** Opening Data listing block **

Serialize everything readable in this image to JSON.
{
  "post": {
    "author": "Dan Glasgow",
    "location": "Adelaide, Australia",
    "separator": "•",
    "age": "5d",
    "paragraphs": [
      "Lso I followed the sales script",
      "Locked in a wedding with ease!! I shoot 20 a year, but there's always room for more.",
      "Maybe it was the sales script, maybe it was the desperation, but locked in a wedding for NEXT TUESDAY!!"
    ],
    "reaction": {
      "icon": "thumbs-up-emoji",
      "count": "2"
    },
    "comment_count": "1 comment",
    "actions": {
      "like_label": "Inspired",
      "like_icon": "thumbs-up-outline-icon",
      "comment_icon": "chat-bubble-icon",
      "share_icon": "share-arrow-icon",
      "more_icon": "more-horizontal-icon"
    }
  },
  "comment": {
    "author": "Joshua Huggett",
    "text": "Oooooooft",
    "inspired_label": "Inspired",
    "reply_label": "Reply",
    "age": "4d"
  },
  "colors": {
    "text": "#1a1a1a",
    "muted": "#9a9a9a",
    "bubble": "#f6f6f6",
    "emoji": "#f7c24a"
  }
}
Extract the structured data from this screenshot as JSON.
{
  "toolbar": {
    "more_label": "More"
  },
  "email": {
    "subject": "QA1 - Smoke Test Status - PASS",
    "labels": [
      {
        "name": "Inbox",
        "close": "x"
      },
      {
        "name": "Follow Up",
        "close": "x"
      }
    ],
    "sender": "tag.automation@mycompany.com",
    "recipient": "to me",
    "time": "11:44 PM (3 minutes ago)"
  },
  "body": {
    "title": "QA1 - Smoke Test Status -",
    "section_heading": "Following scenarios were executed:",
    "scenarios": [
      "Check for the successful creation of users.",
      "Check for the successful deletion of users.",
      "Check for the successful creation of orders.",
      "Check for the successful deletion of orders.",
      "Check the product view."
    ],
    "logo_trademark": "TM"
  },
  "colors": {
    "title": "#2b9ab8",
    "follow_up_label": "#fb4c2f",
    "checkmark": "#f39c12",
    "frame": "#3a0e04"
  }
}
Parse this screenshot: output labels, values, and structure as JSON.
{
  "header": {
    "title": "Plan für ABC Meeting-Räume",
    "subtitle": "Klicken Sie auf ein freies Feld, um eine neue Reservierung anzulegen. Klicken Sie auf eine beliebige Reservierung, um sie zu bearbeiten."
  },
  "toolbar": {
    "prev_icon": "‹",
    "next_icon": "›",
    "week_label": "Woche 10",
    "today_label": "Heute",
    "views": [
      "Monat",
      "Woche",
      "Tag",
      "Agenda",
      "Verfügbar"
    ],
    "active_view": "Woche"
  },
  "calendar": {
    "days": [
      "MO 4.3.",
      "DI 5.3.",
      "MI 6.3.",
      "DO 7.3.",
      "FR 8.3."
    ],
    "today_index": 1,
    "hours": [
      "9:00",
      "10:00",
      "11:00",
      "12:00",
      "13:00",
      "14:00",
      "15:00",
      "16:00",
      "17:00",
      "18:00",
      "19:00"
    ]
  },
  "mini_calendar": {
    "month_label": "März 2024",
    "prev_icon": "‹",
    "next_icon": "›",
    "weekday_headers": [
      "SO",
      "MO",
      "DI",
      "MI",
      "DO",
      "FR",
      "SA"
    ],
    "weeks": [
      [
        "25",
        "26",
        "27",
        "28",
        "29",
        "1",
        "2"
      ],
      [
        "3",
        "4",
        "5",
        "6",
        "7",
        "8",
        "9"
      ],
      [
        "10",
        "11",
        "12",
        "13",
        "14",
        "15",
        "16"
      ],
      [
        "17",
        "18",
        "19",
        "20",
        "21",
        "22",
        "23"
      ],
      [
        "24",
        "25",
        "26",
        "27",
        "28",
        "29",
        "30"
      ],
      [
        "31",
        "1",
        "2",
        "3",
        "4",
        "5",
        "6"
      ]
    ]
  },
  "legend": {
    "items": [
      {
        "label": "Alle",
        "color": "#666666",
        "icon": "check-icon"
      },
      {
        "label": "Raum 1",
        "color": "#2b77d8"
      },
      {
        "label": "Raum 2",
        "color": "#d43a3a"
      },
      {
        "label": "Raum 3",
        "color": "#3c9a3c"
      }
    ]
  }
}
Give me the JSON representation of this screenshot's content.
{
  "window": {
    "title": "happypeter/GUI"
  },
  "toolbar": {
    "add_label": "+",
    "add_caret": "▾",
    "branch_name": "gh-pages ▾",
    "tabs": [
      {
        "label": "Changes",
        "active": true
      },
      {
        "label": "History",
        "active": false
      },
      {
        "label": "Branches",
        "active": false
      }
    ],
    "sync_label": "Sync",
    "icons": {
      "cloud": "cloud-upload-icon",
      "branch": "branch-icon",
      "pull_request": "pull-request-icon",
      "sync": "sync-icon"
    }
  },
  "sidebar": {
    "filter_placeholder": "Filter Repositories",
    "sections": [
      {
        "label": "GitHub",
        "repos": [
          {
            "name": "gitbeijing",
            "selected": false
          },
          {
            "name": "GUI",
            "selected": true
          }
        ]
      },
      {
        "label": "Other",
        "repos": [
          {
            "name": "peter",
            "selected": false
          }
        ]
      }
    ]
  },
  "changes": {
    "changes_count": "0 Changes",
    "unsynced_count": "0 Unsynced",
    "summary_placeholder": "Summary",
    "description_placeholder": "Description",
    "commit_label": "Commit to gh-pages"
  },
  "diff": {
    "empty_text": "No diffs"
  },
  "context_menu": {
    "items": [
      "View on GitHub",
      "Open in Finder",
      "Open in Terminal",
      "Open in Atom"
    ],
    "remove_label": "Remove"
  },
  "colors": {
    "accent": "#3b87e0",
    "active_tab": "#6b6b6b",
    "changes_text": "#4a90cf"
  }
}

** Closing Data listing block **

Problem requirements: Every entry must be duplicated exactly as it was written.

Your solution:
Serialize everything readable in this image to JSON.
{
  "post": {
    "author": "Dan Glasgow",
    "location": "Adelaide, Australia",
    "separator": "•",
    "age": "5d",
    "paragraphs": [
      "Lso I followed the sales script",
      "Locked in a wedding with ease!! I shoot 20 a year, but there's always room for more.",
      "Maybe it was the sales script, maybe it was the desperation, but locked in a wedding for NEXT TUESDAY!!"
    ],
    "reaction": {
      "icon": "thumbs-up-emoji",
      "count": "2"
    },
    "comment_count": "1 comment",
    "actions": {
      "like_label": "Inspired",
      "like_icon": "thumbs-up-outline-icon",
      "comment_icon": "chat-bubble-icon",
      "share_icon": "share-arrow-icon",
      "more_icon": "more-horizontal-icon"
    }
  },
  "comment": {
    "author": "Joshua Huggett",
    "text": "Oooooooft",
    "inspired_label": "Inspired",
    "reply_label": "Reply",
    "age": "4d"
  },
  "colors": {
    "text": "#1a1a1a",
    "muted": "#9a9a9a",
    "bubble": "#f6f6f6",
    "emoji": "#f7c24a"
  }
}
Extract the structured data from this screenshot as JSON.
{
  "toolbar": {
    "more_label": "More"
  },
  "email": {
    "subject": "QA1 - Smoke Test Status - PASS",
    "labels": [
      {
        "name": "Inbox",
        "close": "x"
      },
      {
        "name": "Follow Up",
        "close": "x"
      }
    ],
    "sender": "tag.automation@mycompany.com",
    "recipient": "to me",
    "time": "11:44 PM (3 minutes ago)"
  },
  "body": {
    "title": "QA1 - Smoke Test Status -",
    "section_heading": "Following scenarios were executed:",
    "scenarios": [
      "Check for the successful creation of users.",
      "Check for the successful deletion of users.",
      "Check for the successful creation of orders.",
      "Check for the successful deletion of orders.",
      "Check the product view."
    ],
    "logo_trademark": "TM"
  },
  "colors": {
    "title": "#2b9ab8",
    "follow_up_label": "#fb4c2f",
    "checkmark": "#f39c12",
    "frame": "#3a0e04"
  }
}
Parse this screenshot: output labels, values, and structure as JSON.
{
  "header": {
    "title": "Plan für ABC Meeting-Räume",
    "subtitle": "Klicken Sie auf ein freies Feld, um eine neue Reservierung anzulegen. Klicken Sie auf eine beliebige Reservierung, um sie zu bearbeiten."
  },
  "toolbar": {
    "prev_icon": "‹",
    "next_icon": "›",
    "week_label": "Woche 10",
    "today_label": "Heute",
    "views": [
      "Monat",
      "Woche",
      "Tag",
      "Agenda",
      "Verfügbar"
    ],
    "active_view": "Woche"
  },
  "calendar": {
    "days": [
      "MO 4.3.",
      "DI 5.3.",
      "MI 6.3.",
      "DO 7.3.",
      "FR 8.3."
    ],
    "today_index": 1,
    "hours": [
      "9:00",
      "10:00",
      "11:00",
      "12:00",
      "13:00",
      "14:00",
      "15:00",
      "16:00",
      "17:00",
      "18:00",
      "19:00"
    ]
  },
  "mini_calendar": {
    "month_label": "März 2024",
    "prev_icon": "‹",
    "next_icon": "›",
    "weekday_headers": [
      "SO",
      "MO",
      "DI",
      "MI",
      "DO",
      "FR",
      "SA"
    ],
    "weeks": [
      [
        "25",
        "26",
        "27",
        "28",
        "29",
        "1",
        "2"
      ],
      [
        "3",
        "4",
        "5",
        "6",
        "7",
        "8",
        "9"
      ],
      [
        "10",
        "11",
        "12",
        "13",
        "14",
        "15",
        "16"
      ],
      [
        "17",
        "18",
        "19",
        "20",
        "21",
        "22",
        "23"
      ],
      [
        "24",
        "25",
        "26",
        "27",
        "28",
        "29",
        "30"
      ],
      [
        "31",
        "1",
        "2",
        "3",
        "4",
        "5",
        "6"
      ]
    ]
  },
  "legend": {
    "items": [
      {
        "label": "Alle",
        "color": "#666666",
        "icon": "check-icon"
      },
      {
        "label": "Raum 1",
        "color": "#2b77d8"
      },
      {
        "label": "Raum 2",
        "color": "#d43a3a"
      },
      {
        "label": "Raum 3",
        "color": "#3c9a3c"
      }
    ]
  }
}
Give me the JSON representation of this screenshot's content.
{
  "window": {
    "title": "happypeter/GUI"
  },
  "toolbar": {
    "add_label": "+",
    "add_caret": "▾",
    "branch_name": "gh-pages ▾",
    "tabs": [
      {
        "label": "Changes",
        "active": true
      },
      {
        "label": "History",
        "active": false
      },
      {
        "label": "Branches",
        "active": false
      }
    ],
    "sync_label": "Sync",
    "icons": {
      "cloud": "cloud-upload-icon",
      "branch": "branch-icon",
      "pull_request": "pull-request-icon",
      "sync": "sync-icon"
    }
  },
  "sidebar": {
    "filter_placeholder": "Filter Repositories",
    "sections": [
      {
        "label": "GitHub",
        "repos": [
          {
            "name": "gitbeijing",
            "selected": false
          },
          {
            "name": "GUI",
            "selected": true
          }
        ]
      },
      {
        "label": "Other",
        "repos": [
          {
            "name": "peter",
            "selected": false
          }
        ]
      }
    ]
  },
  "changes": {
    "changes_count": "0 Changes",
    "unsynced_count": "0 Unsynced",
    "summary_placeholder": "Summary",
    "description_placeholder": "Description",
    "commit_label": "Commit to gh-pages"
  },
  "diff": {
    "empty_text": "No diffs"
  },
  "context_menu": {
    "items": [
      "View on GitHub",
      "Open in Finder",
      "Open in Terminal",
      "Open in Atom"
    ],
    "remove_label": "Remove"
  },
  "colors": {
    "accent": "#3b87e0",
    "active_tab": "#6b6b6b",
    "changes_text": "#4a90cf"
  }
}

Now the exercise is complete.